We think we make them all the time. But really, most of the decisions we make daily are simple even though we like to make them seem complicated.
However, one day, we are forced to make a tough decision. For me that day is today, well most likely tomorrow. It’s the day we will make a decision on the next course of action for my father.
Do we go against his wishes and allow the tracheotomy or accept the inevitable, remove the tube, and let him go in peace? I’ve made my decision, have even made peace with my decision.
It seems so easy to type as I fly across three states in a desperate rush to get to the hospital. To look into those eyes which are so much like mine and ask him if he is sure he no longer wishes to fight. My head knows the answer.
Cold-hearted, clinical bitch that I am knows it is the best answer. Remove the tube breathing for him, let the doctors give him medicine to make him comfortable then let nature take its course. My head knows it’s right because he is not a man who wants to go out with the indignity of a slow death.
Now I just need someone to tell my heart. My heart that is breaking into a million tiny pieces because he’s my daddy. The man who taught me I could be anything I want to be. He taught me to shoot a gun, ride a horse and a motorcycle. Cheered at ever sporting event I ever participated in. Loved me even when I wasn’t always lovable. He’s half of my DNA and all of my heart.
I’m not ready to tell him goodbye but I love him enough to let him go with dignity and grace. In my seat, on this tiny plane, surrounded by strangers, I have allowed myself to cry for the first time since this started. I have 45 minutes to get it all out. Because when I step off this plane, the responsibility for his life will land, once more, squarely on my shoulders.
There is a wife, a sister, and a grandmother waiting but I know none of them will ultimately make this decision. They will want to make the decision but they won’t want the responsibility. That will fall to me.
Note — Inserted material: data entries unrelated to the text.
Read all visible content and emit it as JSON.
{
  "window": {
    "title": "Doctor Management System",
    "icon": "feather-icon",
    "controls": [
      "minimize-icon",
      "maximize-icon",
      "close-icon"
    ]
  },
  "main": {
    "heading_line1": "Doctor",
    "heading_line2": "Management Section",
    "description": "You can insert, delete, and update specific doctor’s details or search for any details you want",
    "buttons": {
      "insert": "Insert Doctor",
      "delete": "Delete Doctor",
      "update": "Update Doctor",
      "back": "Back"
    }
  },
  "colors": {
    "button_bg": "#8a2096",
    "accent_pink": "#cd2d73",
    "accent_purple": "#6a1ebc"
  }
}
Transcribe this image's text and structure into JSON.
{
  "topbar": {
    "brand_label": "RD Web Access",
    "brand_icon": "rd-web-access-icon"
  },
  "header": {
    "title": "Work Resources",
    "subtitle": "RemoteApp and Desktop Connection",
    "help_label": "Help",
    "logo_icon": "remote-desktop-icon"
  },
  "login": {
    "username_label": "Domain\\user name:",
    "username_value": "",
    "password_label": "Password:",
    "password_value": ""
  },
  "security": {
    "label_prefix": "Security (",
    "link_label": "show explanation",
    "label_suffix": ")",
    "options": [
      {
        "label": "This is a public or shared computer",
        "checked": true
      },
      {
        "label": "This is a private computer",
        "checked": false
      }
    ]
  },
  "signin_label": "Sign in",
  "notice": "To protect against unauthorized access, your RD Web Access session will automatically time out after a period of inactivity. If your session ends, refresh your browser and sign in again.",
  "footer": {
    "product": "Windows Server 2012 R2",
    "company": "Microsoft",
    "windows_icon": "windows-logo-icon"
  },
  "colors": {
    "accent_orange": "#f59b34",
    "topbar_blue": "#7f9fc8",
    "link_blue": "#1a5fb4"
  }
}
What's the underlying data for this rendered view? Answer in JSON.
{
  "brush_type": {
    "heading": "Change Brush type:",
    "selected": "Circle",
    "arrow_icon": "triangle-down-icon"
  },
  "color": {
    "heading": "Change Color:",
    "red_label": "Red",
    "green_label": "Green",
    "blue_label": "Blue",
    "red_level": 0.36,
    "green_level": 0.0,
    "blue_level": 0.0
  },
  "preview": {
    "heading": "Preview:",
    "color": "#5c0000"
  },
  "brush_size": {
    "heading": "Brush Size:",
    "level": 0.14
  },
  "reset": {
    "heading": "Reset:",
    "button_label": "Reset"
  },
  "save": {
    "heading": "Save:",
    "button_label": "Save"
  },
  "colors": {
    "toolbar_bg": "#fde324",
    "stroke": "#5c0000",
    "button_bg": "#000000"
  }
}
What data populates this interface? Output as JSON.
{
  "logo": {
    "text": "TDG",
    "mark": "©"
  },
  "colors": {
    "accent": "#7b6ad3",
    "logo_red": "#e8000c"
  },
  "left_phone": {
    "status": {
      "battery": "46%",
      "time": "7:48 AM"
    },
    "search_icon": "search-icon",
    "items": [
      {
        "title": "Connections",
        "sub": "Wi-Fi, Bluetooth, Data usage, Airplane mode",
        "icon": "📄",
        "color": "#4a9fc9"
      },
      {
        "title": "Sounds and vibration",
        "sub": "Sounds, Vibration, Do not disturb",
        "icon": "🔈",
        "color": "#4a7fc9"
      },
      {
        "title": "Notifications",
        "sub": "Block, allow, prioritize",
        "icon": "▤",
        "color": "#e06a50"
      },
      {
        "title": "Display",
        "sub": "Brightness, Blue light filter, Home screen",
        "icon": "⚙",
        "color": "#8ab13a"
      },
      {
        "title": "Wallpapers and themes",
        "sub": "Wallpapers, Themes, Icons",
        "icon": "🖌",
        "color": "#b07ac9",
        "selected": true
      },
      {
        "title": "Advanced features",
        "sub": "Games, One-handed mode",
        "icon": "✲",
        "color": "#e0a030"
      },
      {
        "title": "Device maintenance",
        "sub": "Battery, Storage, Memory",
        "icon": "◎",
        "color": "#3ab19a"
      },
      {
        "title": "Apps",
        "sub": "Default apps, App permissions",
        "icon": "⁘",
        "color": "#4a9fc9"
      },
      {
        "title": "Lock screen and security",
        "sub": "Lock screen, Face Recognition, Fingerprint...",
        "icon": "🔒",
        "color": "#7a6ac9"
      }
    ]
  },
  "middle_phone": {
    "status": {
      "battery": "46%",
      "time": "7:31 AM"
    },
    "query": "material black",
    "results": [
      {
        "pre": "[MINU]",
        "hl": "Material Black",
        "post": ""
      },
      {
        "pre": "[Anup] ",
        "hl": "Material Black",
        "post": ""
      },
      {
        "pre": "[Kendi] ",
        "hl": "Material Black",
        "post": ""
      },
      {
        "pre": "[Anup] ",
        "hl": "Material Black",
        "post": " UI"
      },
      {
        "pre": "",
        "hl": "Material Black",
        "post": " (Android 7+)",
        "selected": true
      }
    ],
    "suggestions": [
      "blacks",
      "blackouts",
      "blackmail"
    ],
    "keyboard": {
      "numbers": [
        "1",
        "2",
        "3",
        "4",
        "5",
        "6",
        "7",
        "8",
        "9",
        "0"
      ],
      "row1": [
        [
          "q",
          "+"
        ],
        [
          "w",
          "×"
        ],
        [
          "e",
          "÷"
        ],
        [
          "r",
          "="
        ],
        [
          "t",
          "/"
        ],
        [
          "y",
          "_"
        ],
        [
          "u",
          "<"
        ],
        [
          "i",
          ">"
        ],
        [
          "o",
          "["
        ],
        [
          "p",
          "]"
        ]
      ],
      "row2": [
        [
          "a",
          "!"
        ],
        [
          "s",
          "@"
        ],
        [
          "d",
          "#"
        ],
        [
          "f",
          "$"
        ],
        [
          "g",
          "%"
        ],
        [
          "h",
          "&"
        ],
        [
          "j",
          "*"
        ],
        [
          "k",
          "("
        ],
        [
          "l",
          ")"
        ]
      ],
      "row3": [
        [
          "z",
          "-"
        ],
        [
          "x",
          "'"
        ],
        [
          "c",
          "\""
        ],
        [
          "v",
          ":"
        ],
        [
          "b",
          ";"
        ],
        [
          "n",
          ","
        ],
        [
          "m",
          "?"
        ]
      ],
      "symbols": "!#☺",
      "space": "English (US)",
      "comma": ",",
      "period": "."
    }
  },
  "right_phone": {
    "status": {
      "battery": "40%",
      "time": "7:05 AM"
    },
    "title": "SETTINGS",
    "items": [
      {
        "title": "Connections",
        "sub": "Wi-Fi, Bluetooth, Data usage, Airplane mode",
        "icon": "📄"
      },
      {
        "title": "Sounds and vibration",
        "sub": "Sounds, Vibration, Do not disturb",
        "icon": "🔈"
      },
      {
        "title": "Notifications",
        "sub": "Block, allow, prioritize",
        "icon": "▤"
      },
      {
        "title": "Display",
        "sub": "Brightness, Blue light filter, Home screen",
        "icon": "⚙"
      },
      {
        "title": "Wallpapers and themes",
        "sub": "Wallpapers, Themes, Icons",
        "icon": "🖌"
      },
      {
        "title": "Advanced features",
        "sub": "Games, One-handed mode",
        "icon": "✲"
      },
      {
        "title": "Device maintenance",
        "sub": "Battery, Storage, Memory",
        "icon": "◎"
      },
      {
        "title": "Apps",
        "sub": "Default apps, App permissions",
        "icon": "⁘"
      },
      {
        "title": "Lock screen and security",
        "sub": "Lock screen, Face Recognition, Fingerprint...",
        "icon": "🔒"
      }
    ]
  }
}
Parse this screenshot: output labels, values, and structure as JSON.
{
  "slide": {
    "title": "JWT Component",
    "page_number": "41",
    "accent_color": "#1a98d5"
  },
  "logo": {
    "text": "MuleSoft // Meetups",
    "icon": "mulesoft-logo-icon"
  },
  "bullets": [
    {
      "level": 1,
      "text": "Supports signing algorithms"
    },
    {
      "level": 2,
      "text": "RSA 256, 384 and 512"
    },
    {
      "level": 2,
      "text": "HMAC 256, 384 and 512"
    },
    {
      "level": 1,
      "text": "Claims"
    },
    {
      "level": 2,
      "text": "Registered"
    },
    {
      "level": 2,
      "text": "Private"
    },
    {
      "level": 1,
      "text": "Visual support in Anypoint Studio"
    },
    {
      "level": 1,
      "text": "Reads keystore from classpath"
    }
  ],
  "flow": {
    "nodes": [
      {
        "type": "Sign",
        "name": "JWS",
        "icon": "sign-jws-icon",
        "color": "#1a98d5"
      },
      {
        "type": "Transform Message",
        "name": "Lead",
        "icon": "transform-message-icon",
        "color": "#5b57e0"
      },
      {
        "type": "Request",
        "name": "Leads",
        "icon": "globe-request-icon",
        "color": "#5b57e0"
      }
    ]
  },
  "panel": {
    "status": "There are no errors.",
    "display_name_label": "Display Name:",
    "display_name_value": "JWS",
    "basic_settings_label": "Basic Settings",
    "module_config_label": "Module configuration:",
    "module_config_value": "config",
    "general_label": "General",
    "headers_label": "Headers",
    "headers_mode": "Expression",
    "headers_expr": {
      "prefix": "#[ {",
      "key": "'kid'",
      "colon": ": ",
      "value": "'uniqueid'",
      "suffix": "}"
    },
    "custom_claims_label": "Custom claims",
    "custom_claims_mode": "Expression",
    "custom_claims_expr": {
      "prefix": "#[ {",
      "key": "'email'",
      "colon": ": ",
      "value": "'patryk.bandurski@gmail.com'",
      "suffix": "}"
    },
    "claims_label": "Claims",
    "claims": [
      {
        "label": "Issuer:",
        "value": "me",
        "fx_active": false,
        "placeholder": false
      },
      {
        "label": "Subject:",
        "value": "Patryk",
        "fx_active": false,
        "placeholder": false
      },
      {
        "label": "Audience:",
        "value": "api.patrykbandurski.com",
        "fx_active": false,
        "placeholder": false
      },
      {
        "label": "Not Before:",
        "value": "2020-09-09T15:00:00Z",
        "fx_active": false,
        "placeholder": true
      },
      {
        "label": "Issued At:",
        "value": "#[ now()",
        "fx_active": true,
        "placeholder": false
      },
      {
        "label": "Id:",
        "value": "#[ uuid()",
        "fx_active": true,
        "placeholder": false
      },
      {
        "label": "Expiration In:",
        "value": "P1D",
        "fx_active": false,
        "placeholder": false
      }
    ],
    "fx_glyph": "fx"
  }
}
I will talk to the doctors, ask my pointed questions, listen to what they have to say, and finally look into those eyes. I know what I will see there. I know the fear will match my own. But I also know the decision will be in his eyes, a painful, poignant longing for release. In those eyes, I will find the peace my heart needs.